Big Bird's Banana Bread

I subscribed to Sesame Street's magazine when I was 4 and fell in love with Big Bird's Banana Bread recipe. Mr. Hooper (remember Mr. Hooper??? Big Bird had trouble saying his name so he called him Mr. Looper) is the grownup in charge of turning on the oven and melting the butter (this was before microwaves).

This recipe was made for kid's who want to lick the bowl (no eggs) and can be made gluten-free with a basic GF flour mix.

Here is what you'll need:
3 peeled ripe bananas
3/4 cup honey
1/4 cup melted butter or vegan substitute such as Earth Balance
1/2 teaspoon baking soda
1 1/2 cups whole wheat flour or GF flour

Mash nanners up
Add melted butter, baking soda, flour and honey
Stir everything and pour in oiled bread pan
Bake at 350 for 1 hour

Don't forget to ask a grown-up helper to take the bread out of the oven and share it with your neighbors.

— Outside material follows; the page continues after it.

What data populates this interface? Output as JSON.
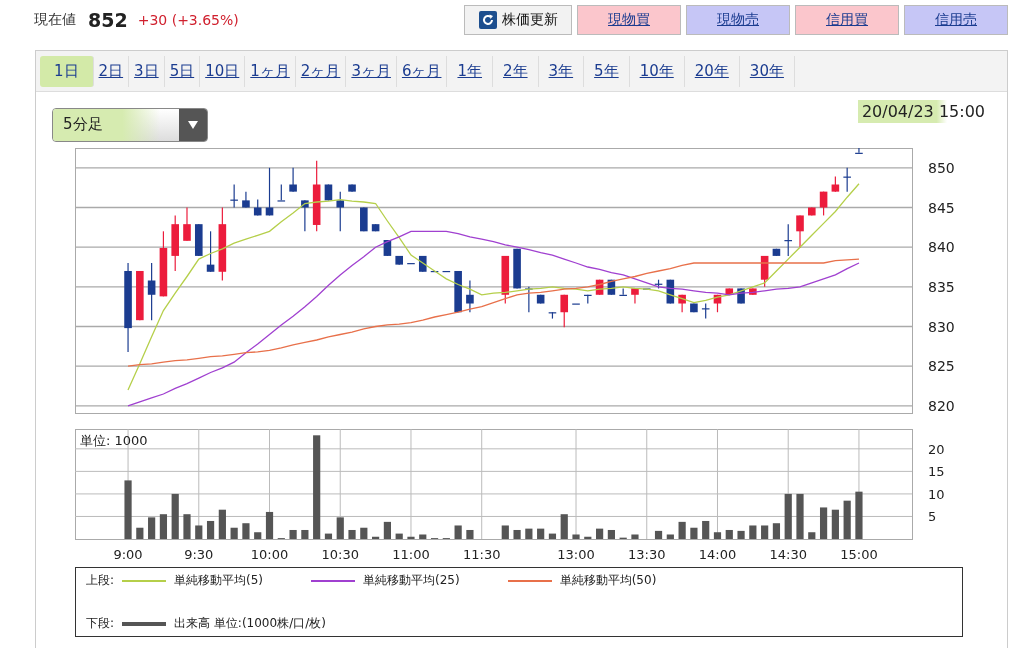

Quiet Work

I am so fortunate to have found work that I love doing. It's quiet work that allows me to be present for hours, supporting a mom. I kneel on the ground for hours stroking her arm or sit behind her holding her lower back, all the while being filled with love and compassion and allowing the rest of the world to fade away.

When you are in labor with a mom, you have come together for one purpose, and that is to allow her to have the birth that is perfect for her. And that's my job! It is work that leaves me still and humbled the next day.

I left a fast-paced world of project management to follow my passion, and every day I am rewarded for that decision.


Birth as Instinct

My belief that birth is instinctual for mom as well as health care providers and support women was on display in all it's glory last night. When we are given space and time to surrender to the natural flow of birth and accept its rhythms and pulses, a baby can be born in a way that is best for her and mom.

The majority of moms-to-be that I know fill their time up with childbirth classes and as many books as they can possibly read before labor. But when a woman chooses not to follow that path, to allow birth to unfold without any preconceived notions of what should happen, she is able to look deep inside herself and create the birth experience that feels perfect for the state she is in at that moment.

It was a blessing to witness such a rite of passage. A mom that, without ever trying out positions or massage or reading birth stories, fell into her own rhythm. She found her own inner voice and allowed the Universal flow of energy to sweep her up and deliver a baby.


Sistah Midwifery International

Shafia M. Monroe, Certified Midwife since 1982 is holding a small gathering at The Horn of Africa to discuss how the Spirit calls women to Midwifery.

Thursday February 26, 2009, at 6:00pm - 8pm over a full course Ethiopian dinner.
The Horn of Africa’s Special Meeting Room, 2nd floor, 5237 NE MLK Jr. Blvd. Portland, OR 97211 (inside the Vanport Plaza)
$20.00 for dinner and a complementary gift of “Black Midwives and Prenatal Provider Directory-Essential Recipes and Words of Wisdom for Expecting and New Parents”. Payment due by February 21st. There is limiting seating; the first 10 people will be guaranteed a seat.
Please pay through Pay Pal at or by check to: Shafia M. Monroe, PO Box 11303, Portland, OR 97211. For more information please call (503) 281-1688.

Fat, Fiber and Protein - Essential to Starting Your Day

When breaking fast it's important that your breakfast contains fat (think coconut milk, seeds, avocado), fiber (veggies, fruit) and protein (tofu, beans, meat). This will ensure a solid foundation for your upcoming day and will give your body everything it needs to begin the digestion and metabolism process.

Check out this recipe below, which I call The Cuba Special, to begin your day. I suggest making enough for several mornings and cooking everything the night before to ensure a calm eating ritual. You can decide the appropriate amounts that fit your tastes because you just can't go wrong with this meal.

Black Beans
Coconut Milk

The night before
Cook black beans
Cook rice
Roast yams (chop and place in oven at 400 for 20 minutes, flip and cook another 20)

The morning of
Heat the beans, rice and yams together in a pot
Heat coconut milk separately
When warm, combine in bowl and add Cinnamon and Nutmeg

Mmmmmmmmmm - this is another breakfast that will last a long time. And it tastes SUPER.

Check out my other recipes throughout this blog........